THE PROBLEM:
Take the records below and write them out again exactly.

PROVIDED RECORDS:
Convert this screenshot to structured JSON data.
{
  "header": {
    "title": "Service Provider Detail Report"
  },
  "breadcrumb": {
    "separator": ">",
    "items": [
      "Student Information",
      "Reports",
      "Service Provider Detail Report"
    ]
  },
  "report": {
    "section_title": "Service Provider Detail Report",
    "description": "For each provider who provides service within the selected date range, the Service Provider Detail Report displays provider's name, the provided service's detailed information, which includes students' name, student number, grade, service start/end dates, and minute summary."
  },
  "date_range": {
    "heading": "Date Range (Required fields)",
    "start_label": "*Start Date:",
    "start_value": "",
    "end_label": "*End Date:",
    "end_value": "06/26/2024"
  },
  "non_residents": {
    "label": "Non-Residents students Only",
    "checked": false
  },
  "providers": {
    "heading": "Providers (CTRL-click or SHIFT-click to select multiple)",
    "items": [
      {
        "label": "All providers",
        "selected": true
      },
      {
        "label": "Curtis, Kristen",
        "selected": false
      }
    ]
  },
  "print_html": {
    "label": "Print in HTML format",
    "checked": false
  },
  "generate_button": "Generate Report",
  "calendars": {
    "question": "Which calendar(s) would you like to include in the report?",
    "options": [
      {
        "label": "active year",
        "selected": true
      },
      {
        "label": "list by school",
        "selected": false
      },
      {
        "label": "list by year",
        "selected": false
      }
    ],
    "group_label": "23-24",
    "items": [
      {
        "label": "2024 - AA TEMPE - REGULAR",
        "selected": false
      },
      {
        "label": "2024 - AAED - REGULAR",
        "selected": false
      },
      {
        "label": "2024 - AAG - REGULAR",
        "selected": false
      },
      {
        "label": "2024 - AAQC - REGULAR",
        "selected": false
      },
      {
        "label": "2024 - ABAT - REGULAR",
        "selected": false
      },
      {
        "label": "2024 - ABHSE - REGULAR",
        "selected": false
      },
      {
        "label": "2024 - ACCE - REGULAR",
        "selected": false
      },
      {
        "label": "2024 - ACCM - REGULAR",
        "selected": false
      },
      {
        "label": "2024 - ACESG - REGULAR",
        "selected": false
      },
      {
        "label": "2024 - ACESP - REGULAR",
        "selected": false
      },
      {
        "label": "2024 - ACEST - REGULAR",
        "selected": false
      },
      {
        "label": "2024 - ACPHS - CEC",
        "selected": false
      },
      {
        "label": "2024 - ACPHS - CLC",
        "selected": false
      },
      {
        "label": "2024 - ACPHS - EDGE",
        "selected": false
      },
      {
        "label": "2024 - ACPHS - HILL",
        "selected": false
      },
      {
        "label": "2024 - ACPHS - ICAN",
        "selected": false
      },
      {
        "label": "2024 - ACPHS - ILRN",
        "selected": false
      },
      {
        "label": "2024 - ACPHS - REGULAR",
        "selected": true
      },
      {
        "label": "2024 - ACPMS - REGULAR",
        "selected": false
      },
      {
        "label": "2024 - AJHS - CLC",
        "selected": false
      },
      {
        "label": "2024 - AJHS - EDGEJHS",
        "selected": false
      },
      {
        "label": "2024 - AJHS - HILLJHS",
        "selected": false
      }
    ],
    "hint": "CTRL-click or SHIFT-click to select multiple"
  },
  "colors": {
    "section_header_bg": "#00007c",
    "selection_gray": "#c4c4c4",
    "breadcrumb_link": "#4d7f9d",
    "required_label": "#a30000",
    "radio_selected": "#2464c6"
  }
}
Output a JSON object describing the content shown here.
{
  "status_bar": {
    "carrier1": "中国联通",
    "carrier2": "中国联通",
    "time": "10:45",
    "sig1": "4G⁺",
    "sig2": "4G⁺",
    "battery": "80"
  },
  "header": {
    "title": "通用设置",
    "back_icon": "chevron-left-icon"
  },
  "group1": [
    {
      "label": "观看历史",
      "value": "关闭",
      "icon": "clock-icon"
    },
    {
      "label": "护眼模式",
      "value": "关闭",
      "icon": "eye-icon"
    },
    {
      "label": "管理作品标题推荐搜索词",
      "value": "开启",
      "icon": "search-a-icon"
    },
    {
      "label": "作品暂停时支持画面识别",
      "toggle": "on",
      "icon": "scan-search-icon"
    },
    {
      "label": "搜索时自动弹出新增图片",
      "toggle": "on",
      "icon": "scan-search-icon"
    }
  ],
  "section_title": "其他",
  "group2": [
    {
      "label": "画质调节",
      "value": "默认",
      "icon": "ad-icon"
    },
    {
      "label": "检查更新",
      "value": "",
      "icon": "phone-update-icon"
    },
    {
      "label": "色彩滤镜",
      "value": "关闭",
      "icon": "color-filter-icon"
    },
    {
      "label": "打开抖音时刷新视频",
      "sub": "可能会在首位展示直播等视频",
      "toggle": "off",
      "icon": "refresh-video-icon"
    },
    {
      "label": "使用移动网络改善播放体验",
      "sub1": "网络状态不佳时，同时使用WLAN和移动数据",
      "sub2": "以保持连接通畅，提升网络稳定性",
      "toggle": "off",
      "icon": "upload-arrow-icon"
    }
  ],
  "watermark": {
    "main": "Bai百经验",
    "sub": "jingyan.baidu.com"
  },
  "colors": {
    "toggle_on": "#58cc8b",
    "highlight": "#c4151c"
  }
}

TASK OUTPUT:
Convert this screenshot to structured JSON data.
{
  "header": {
    "title": "Service Provider Detail Report"
  },
  "breadcrumb": {
    "separator": ">",
    "items": [
      "Student Information",
      "Reports",
      "Service Provider Detail Report"
    ]
  },
  "report": {
    "section_title": "Service Provider Detail Report",
    "description": "For each provider who provides service within the selected date range, the Service Provider Detail Report displays provider's name, the provided service's detailed information, which includes students' name, student number, grade, service start/end dates, and minute summary."
  },
  "date_range": {
    "heading": "Date Range (Required fields)",
    "start_label": "*Start Date:",
    "start_value": "",
    "end_label": "*End Date:",
    "end_value": "06/26/2024"
  },
  "non_residents": {
    "label": "Non-Residents students Only",
    "checked": false
  },
  "providers": {
    "heading": "Providers (CTRL-click or SHIFT-click to select multiple)",
    "items": [
      {
        "label": "All providers",
        "selected": true
      },
      {
        "label": "Curtis, Kristen",
        "selected": false
      }
    ]
  },
  "print_html": {
    "label": "Print in HTML format",
    "checked": false
  },
  "generate_button": "Generate Report",
  "calendars": {
    "question": "Which calendar(s) would you like to include in the report?",
    "options": [
      {
        "label": "active year",
        "selected": true
      },
      {
        "label": "list by school",
        "selected": false
      },
      {
        "label": "list by year",
        "selected": false
      }
    ],
    "group_label": "23-24",
    "items": [
      {
        "label": "2024 - AA TEMPE - REGULAR",
        "selected": false
      },
      {
        "label": "2024 - AAED - REGULAR",
        "selected": false
      },
      {
        "label": "2024 - AAG - REGULAR",
        "selected": false
      },
      {
        "label": "2024 - AAQC - REGULAR",
        "selected": false
      },
      {
        "label": "2024 - ABAT - REGULAR",
        "selected": false
      },
      {
        "label": "2024 - ABHSE - REGULAR",
        "selected": false
      },
      {
        "label": "2024 - ACCE - REGULAR",
        "selected": false
      },
      {
        "label": "2024 - ACCM - REGULAR",
        "selected": false
      },
      {
        "label": "2024 - ACESG - REGULAR",
        "selected": false
      },
      {
        "label": "2024 - ACESP - REGULAR",
        "selected": false
      },
      {
        "label": "2024 - ACEST - REGULAR",
        "selected": false
      },
      {
        "label": "2024 - ACPHS - CEC",
        "selected": false
      },
      {
        "label": "2024 - ACPHS - CLC",
        "selected": false
      },
      {
        "label": "2024 - ACPHS - EDGE",
        "selected": false
      },
      {
        "label": "2024 - ACPHS - HILL",
        "selected": false
      },
      {
        "label": "2024 - ACPHS - ICAN",
        "selected": false
      },
      {
        "label": "2024 - ACPHS - ILRN",
        "selected": false
      },
      {
        "label": "2024 - ACPHS - REGULAR",
        "selected": true
      },
      {
        "label": "2024 - ACPMS - REGULAR",
        "selected": false
      },
      {
        "label": "2024 - AJHS - CLC",
        "selected": false
      },
      {
        "label": "2024 - AJHS - EDGEJHS",
        "selected": false
      },
      {
        "label": "2024 - AJHS - HILLJHS",
        "selected": false
      }
    ],
    "hint": "CTRL-click or SHIFT-click to select multiple"
  },
  "colors": {
    "section_header_bg": "#00007c",
    "selection_gray": "#c4c4c4",
    "breadcrumb_link": "#4d7f9d",
    "required_label": "#a30000",
    "radio_selected": "#2464c6"
  }
}
Output a JSON object describing the content shown here.
{
  "status_bar": {
    "carrier1": "中国联通",
    "carrier2": "中国联通",
    "time": "10:45",
    "sig1": "4G⁺",
    "sig2": "4G⁺",
    "battery": "80"
  },
  "header": {
    "title": "通用设置",
    "back_icon": "chevron-left-icon"
  },
  "group1": [
    {
      "label": "观看历史",
      "value": "关闭",
      "icon": "clock-icon"
    },
    {
      "label": "护眼模式",
      "value": "关闭",
      "icon": "eye-icon"
    },
    {
      "label": "管理作品标题推荐搜索词",
      "value": "开启",
      "icon": "search-a-icon"
    },
    {
      "label": "作品暂停时支持画面识别",
      "toggle": "on",
      "icon": "scan-search-icon"
    },
    {
      "label": "搜索时自动弹出新增图片",
      "toggle": "on",
      "icon": "scan-search-icon"
    }
  ],
  "section_title": "其他",
  "group2": [
    {
      "label": "画质调节",
      "value": "默认",
      "icon": "ad-icon"
    },
    {
      "label": "检查更新",
      "value": "",
      "icon": "phone-update-icon"
    },
    {
      "label": "色彩滤镜",
      "value": "关闭",
      "icon": "color-filter-icon"
    },
    {
      "label": "打开抖音时刷新视频",
      "sub": "可能会在首位展示直播等视频",
      "toggle": "off",
      "icon": "refresh-video-icon"
    },
    {
      "label": "使用移动网络改善播放体验",
      "sub1": "网络状态不佳时，同时使用WLAN和移动数据",
      "sub2": "以保持连接通畅，提升网络稳定性",
      "toggle": "off",
      "icon": "upload-arrow-icon"
    }
  ],
  "watermark": {
    "main": "Bai百经验",
    "sub": "jingyan.baidu.com"
  },
  "colors": {
    "toggle_on": "#58cc8b",
    "highlight": "#c4151c"
  }
}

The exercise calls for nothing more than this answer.